for the curriculum to not have a balanced grade six curricula and to not include that is not a problem? given the high rate of illiteracy and many of our primary schools and the low rate of numerancy in many 11 yearolds, which really affects the subsequent education, does the noble lord not agree with me it would be far better to concentrate on the essentials of a good education and not expose our children to unnecessary danger doing foolish things which are not really part of the curriculum? in two weeks' time, today, it will become a penalty of £80 on the owner of any vehicle from which litter is thrown. this is a big advance because previously they could ever be prosecuted. we have now, the government has now made it a civil penalty.
will he equally except that the penalty for fly—tipping are completely inadequate and the enforcement against fly—tipping is also inadequate? i think it comes back to my earlier statement that it is about public responsibility and duty. i am delighted that the fines for littering from cars have been increased and also be aware that from january of this year, we banned the use of microbeads in cosmetic substances, so the whole thrust is to improve the protection of our environment and i applauded the most recent action you referred to. lord agnew. and that's all we've got time for. so from me, mandy baker, goodbye. hello again.

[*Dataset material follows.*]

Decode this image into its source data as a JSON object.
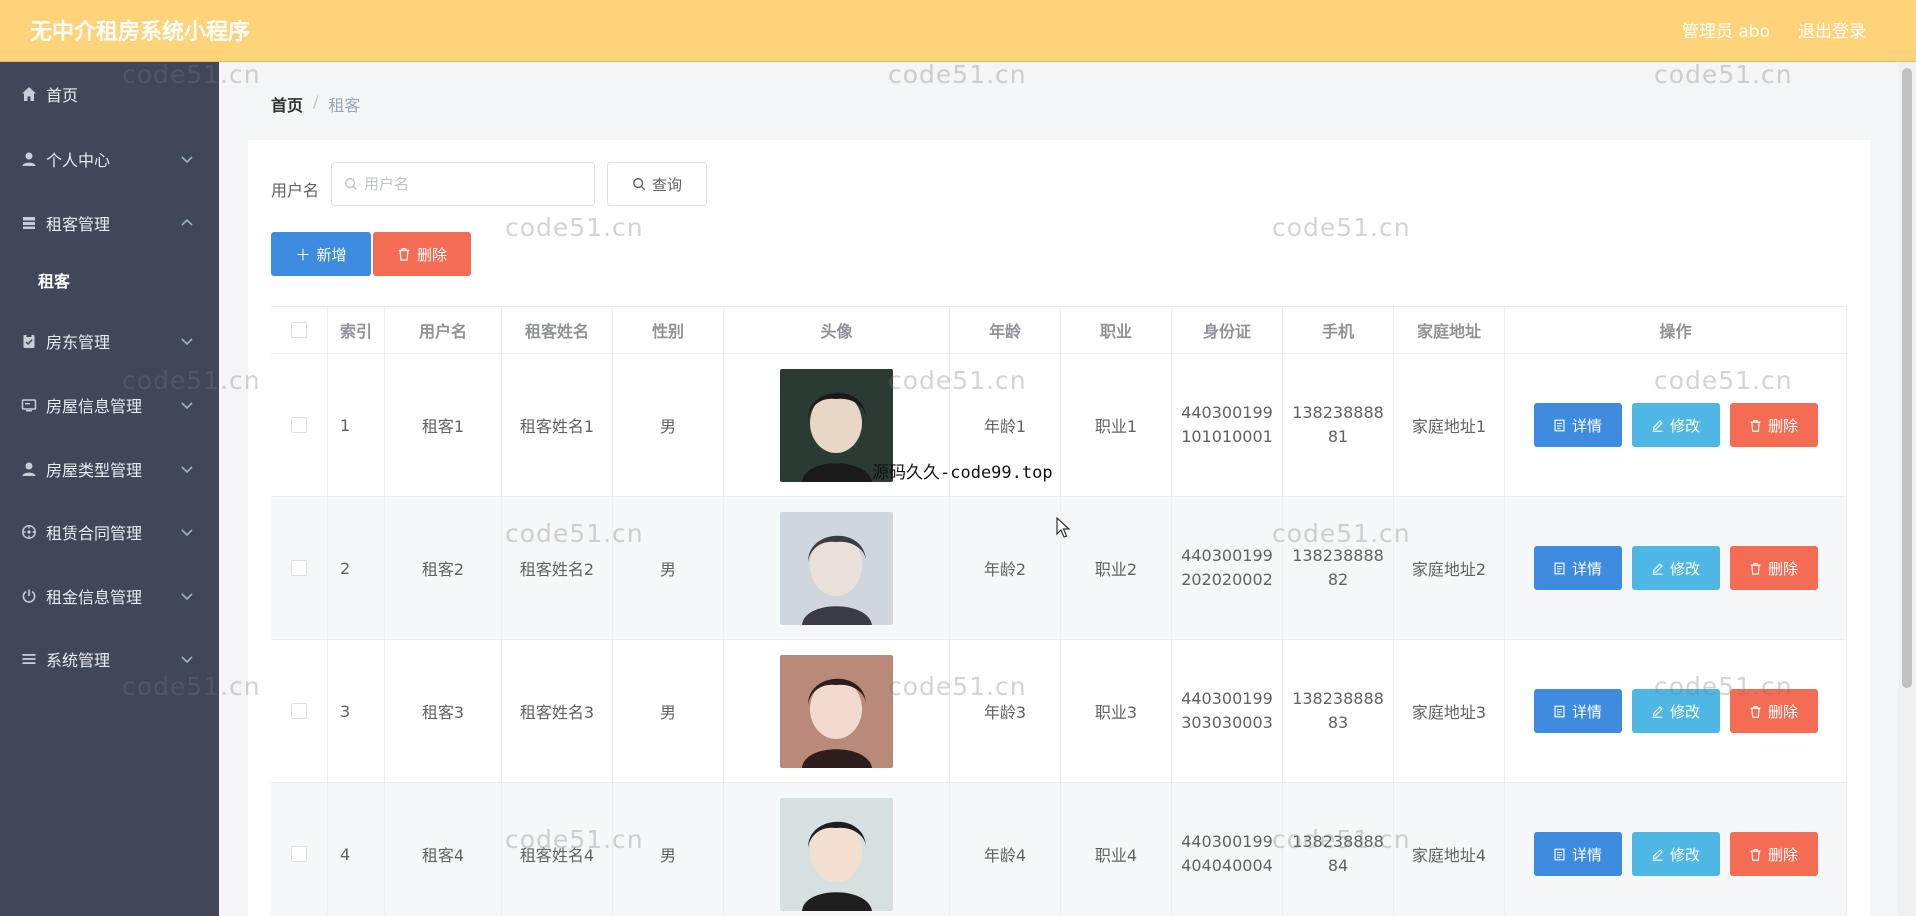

yesterday scotland and northern ireland had the best of the sunshine. that's where the best of the sunshine was, and what a beautiful end to the day it was as well. this was the scene in 0ban, argyll and bute, looking out over the scottish islands as the sun set in the west. some changes, though, working in for wednesday. got some thicker cloud working into the north—west of the country. so, for scotland and northern ireland, a cloudier start to the day. some rain on the charts edging into western scotland as well. so for some, it will be a damper start as well. whereas further south, for england and wales, clearer skies overnight. well, that means, for early—risers, we've got something like this. a widespread frost developing, even in the towns and cities. head into the countryside and a really a cold start to the day. temperatures could be down as low as —6 in the coldest spots wales. a cold start then, yes, but beautiful sunny skies in england and wales for most of the morning. into the afternoon, cloud thickening from the north and west. sunshine will make the sun hazy elsewhere, but probably the thicker cloud won't reach the south—east until the evening time. welcome to bbc news, broadcasting to viewers in north america
and around the globe. my name is nkem ifejika. our top stories: facebook‘s problems get worse. politicians in europe and the us demand answers about alleged misuse of personal data. an incendiary device in the texan city of austin, but police say it's not related to a spate of bombings. a bbc investigation finds rohingya girls who fled violence in myanmar now trafficked into prostitution in bangladesh. and six months after hurricane maria, we find life is definitely not back to normal in puerto rico.